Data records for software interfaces
---
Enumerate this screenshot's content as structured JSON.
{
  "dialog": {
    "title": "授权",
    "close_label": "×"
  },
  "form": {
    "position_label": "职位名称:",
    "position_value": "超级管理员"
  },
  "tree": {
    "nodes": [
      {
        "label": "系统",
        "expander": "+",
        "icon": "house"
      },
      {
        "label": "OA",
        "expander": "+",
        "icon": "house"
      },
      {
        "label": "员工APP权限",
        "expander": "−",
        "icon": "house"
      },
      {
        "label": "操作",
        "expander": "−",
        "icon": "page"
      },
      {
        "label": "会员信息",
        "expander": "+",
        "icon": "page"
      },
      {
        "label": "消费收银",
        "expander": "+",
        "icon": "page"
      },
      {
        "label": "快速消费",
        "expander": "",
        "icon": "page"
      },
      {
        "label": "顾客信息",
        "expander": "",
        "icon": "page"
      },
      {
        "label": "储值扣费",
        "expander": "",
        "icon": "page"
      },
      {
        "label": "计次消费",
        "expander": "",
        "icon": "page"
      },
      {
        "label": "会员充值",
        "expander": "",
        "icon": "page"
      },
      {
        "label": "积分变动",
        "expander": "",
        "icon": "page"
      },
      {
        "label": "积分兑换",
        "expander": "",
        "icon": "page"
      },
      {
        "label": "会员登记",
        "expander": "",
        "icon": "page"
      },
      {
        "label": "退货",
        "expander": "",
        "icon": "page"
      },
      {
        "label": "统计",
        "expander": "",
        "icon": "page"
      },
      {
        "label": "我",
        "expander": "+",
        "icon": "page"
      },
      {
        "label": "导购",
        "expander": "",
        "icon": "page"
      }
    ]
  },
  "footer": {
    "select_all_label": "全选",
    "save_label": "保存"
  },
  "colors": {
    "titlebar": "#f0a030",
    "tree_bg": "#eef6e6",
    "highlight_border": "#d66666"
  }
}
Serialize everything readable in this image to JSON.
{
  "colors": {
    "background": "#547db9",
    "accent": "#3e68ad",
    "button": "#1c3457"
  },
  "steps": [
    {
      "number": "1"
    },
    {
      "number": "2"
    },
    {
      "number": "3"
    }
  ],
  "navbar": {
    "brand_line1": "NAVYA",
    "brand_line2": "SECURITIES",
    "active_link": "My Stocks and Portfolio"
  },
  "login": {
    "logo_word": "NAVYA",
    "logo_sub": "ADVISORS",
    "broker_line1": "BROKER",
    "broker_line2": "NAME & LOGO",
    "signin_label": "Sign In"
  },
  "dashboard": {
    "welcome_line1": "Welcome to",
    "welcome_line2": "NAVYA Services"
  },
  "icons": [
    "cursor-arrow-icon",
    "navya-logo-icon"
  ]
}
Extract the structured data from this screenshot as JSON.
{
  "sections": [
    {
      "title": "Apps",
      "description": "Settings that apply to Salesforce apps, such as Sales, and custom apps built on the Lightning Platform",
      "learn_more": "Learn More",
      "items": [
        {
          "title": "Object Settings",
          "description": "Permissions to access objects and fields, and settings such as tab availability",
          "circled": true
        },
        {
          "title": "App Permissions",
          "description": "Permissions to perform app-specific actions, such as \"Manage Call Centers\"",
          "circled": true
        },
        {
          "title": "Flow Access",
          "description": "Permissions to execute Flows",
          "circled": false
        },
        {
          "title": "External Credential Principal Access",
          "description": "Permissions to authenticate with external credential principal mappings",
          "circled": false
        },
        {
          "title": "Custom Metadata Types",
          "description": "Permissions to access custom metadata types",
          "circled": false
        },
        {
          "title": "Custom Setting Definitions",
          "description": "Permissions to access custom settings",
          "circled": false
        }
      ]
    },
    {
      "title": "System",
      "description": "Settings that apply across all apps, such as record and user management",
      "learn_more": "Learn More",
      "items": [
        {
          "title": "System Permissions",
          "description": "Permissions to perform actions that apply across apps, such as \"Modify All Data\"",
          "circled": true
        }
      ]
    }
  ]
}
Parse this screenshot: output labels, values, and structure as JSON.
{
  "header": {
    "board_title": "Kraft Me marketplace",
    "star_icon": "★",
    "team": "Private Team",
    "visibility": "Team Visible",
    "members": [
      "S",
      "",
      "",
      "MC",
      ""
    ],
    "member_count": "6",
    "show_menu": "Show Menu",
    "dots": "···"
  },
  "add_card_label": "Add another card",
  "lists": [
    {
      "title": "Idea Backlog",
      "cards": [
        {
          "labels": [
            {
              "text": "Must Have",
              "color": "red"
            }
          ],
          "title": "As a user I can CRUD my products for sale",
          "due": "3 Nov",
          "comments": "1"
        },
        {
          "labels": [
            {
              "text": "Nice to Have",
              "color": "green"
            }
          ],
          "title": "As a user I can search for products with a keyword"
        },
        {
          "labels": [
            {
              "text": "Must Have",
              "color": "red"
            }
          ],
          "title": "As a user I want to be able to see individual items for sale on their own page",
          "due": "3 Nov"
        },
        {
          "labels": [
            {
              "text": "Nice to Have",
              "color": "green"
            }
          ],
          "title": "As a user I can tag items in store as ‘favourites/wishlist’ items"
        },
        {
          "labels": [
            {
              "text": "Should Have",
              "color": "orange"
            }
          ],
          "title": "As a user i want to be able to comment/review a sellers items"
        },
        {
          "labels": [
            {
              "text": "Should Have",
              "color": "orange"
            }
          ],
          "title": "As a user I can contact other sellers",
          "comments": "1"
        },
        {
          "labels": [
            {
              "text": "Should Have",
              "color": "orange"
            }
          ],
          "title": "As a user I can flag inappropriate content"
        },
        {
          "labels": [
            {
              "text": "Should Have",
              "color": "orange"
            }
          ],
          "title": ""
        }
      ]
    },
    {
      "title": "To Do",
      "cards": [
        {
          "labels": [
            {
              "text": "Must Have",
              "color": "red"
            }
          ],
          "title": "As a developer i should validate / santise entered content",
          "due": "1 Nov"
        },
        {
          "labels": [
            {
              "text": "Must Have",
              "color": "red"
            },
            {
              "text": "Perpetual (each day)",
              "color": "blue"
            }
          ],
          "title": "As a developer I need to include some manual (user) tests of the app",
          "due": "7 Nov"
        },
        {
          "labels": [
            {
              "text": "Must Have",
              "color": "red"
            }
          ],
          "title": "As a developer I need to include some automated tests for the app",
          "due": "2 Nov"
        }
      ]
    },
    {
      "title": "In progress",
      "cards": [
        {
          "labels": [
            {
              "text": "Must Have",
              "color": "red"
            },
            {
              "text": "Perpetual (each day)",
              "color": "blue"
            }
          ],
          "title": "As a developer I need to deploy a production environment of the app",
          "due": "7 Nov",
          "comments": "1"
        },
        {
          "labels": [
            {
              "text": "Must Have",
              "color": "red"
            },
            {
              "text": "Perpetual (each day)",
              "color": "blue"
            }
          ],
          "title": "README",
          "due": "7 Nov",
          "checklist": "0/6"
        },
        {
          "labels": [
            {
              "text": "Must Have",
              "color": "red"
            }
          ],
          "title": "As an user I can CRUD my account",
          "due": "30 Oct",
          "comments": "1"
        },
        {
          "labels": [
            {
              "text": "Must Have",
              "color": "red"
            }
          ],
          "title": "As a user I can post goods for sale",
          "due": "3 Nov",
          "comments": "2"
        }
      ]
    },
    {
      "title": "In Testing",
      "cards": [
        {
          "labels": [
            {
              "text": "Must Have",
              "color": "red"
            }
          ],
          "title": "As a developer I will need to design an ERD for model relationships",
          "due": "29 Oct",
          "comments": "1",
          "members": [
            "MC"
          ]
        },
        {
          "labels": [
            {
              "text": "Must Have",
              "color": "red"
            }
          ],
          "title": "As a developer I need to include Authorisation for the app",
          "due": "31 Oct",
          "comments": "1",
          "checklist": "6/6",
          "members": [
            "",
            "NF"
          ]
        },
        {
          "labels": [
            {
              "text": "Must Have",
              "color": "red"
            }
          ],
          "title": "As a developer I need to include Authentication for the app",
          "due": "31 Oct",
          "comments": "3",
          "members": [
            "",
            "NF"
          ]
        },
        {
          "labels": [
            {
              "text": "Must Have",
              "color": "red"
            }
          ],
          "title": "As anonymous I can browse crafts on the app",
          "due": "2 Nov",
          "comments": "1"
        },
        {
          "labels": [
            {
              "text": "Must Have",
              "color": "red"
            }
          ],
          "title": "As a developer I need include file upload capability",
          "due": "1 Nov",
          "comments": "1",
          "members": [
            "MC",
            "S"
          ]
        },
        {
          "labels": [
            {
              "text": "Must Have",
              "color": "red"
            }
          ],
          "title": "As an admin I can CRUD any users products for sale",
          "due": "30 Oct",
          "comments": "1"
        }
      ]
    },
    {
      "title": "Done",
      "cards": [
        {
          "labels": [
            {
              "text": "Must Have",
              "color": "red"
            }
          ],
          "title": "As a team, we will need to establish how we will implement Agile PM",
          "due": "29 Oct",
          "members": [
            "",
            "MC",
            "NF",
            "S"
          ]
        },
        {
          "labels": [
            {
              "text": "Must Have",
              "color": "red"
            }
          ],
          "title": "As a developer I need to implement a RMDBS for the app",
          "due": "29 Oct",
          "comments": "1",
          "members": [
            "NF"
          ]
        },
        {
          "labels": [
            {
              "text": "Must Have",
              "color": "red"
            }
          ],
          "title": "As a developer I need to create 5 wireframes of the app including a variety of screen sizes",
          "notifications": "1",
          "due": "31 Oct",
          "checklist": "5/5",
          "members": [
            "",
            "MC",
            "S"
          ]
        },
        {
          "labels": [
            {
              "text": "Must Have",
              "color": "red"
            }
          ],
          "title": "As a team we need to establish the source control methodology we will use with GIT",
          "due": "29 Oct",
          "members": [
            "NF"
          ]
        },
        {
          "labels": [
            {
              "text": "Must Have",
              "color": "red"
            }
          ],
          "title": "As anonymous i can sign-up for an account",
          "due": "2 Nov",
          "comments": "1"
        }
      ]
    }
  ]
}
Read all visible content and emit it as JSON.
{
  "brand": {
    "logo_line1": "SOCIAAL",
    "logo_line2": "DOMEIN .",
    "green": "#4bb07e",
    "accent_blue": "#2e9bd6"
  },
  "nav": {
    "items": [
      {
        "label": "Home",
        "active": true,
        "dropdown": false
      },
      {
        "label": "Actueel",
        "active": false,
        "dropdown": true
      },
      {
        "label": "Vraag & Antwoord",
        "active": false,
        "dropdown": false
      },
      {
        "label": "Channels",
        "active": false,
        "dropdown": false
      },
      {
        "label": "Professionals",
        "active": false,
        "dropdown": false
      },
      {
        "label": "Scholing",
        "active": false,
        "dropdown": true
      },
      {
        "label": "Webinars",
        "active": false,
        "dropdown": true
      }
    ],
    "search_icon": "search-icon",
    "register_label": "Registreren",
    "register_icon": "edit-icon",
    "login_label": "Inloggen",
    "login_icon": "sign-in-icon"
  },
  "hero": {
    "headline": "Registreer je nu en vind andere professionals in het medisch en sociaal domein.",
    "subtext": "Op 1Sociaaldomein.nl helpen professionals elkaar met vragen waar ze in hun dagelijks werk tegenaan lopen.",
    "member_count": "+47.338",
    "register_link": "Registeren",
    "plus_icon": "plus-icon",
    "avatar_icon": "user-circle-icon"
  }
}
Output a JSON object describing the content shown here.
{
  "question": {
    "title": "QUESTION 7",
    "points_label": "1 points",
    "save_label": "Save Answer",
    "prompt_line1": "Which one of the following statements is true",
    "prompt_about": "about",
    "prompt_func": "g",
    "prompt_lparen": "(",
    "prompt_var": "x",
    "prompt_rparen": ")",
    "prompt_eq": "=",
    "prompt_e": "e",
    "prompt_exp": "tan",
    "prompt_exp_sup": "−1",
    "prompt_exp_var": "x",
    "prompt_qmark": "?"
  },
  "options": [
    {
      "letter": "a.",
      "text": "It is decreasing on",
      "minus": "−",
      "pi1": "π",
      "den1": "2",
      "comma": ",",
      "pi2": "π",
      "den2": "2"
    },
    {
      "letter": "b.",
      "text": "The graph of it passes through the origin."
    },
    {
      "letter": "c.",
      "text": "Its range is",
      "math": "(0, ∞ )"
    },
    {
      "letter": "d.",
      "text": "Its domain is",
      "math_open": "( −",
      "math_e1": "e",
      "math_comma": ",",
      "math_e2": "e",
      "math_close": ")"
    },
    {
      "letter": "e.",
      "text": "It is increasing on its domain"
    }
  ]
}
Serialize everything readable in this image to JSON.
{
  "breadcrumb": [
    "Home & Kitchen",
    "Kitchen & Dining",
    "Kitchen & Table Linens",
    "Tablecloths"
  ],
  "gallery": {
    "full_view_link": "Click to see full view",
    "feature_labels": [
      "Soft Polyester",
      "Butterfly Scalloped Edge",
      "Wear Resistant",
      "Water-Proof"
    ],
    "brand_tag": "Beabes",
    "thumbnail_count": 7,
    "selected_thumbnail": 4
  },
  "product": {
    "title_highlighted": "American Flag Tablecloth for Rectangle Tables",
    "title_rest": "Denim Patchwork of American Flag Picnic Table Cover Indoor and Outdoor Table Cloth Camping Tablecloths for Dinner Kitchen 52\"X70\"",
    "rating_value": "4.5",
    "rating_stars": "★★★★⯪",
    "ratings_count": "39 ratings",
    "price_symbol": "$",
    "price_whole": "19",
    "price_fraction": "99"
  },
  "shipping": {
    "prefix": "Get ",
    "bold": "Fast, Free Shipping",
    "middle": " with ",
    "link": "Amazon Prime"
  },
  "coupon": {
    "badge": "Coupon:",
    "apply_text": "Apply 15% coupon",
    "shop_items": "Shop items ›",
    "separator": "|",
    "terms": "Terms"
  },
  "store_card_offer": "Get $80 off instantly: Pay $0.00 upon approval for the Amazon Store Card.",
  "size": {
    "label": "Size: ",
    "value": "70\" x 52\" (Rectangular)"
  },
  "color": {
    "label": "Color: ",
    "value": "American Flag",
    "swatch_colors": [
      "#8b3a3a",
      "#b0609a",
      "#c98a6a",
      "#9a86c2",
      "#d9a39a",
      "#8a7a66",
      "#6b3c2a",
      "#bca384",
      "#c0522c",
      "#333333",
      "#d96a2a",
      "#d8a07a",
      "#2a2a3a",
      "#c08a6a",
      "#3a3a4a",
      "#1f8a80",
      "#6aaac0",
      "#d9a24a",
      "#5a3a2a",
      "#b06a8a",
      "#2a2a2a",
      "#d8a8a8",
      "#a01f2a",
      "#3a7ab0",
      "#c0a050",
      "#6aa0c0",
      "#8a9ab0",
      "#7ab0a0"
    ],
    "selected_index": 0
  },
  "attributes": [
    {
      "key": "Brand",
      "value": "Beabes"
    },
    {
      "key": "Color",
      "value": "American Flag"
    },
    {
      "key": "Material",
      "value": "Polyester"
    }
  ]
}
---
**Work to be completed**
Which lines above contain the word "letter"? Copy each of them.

**Answer box**
      "letter": "a.",
      "letter": "b.",
      "letter": "c.",
      "letter": "d.",
      "letter": "e.",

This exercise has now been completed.